Why Drivers Matter

If you want to get the best performance and behavior out of any Windows PC, you’ve got to get the device drivers just right. These crucial bits of software sit at the boundary between the operating system and its runtime environment on the one side, and the hardware devices that they control on the other. Unless your device drivers are working properly, you can’t begin to use the devices that they control to their fullest potential. In fact, improper or damaged drivers can have a strong negative impact on performance, where severe driver difficulties may cause a system to hang, crash, or fail.

Device drivers are readily accessible in modern Windows versions through a control panel widget called Device Manager. You can launch this utility in Vista or Windows 7 simply by typing “dev” into the Start menu search box, then selecting Device Manager from the program entries that appear.

Figure 1: Device Manager lists drivers for all installed devices on Windows

Figure 1: Device Manager lists drivers for all installed devices on Windows

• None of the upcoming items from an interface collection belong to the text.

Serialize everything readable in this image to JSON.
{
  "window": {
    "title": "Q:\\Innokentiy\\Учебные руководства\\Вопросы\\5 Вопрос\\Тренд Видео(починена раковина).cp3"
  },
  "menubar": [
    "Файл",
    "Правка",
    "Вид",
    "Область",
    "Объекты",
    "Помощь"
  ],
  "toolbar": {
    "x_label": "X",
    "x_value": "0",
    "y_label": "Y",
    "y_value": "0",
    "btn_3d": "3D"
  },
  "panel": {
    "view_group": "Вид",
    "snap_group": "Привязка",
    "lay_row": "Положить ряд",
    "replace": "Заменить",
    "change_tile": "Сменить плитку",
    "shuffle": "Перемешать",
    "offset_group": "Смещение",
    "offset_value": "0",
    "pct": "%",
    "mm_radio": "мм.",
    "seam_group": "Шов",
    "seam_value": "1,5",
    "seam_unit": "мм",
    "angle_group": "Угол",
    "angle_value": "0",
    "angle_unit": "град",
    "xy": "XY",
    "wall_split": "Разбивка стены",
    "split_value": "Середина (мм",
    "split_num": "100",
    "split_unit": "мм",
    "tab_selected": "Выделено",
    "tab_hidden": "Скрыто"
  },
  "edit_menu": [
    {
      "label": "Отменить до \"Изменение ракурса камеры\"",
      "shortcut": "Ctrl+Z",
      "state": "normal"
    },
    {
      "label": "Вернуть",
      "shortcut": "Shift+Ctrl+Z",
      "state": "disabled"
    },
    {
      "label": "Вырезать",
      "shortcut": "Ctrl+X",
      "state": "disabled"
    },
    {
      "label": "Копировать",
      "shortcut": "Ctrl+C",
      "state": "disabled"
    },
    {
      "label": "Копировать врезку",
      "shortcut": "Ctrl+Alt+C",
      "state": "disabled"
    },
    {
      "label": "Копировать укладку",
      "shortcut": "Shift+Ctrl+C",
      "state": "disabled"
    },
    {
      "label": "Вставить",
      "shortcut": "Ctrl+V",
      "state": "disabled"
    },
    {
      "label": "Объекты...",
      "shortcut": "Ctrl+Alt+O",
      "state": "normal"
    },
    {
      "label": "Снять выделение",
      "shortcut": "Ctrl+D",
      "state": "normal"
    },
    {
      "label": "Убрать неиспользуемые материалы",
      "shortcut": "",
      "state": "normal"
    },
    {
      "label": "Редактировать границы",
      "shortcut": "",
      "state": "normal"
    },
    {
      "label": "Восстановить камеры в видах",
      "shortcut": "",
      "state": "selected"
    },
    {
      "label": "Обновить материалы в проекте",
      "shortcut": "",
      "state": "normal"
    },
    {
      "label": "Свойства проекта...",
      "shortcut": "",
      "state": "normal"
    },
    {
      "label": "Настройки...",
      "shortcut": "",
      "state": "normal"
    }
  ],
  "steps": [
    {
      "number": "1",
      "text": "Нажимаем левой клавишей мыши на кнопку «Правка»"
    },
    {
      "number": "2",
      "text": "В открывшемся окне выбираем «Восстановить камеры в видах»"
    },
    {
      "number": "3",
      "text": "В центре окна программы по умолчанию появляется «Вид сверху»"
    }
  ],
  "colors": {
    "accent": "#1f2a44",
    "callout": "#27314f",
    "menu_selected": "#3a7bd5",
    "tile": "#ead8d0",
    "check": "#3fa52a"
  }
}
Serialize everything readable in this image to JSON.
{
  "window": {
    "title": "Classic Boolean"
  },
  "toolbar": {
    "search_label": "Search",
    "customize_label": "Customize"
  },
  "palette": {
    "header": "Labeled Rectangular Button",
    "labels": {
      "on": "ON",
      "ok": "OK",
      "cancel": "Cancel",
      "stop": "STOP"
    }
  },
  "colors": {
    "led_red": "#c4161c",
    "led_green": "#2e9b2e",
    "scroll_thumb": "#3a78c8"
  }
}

In its normal operation, Windows Update detects when the device drivers on a Windows PC are older than drivers it has available. When that happens, it offers such drivers as Optional downloads that you can choose to download or not, as you wish. If Windows detects a device it can’t recognize, or for which it can’t find a driver, Device Manager will present a generic “Unknown device” entry in the “Other devices” category. If it can recognize a device by type, but still can’t find a driver, it shows a device symbol with an exclamation point on a yellow warning sign instead.

Figure 2: Above: unknown device; Below: Unrecognized USB device)

Figure 2: Above: unknown device; Below: Unrecognized USB device)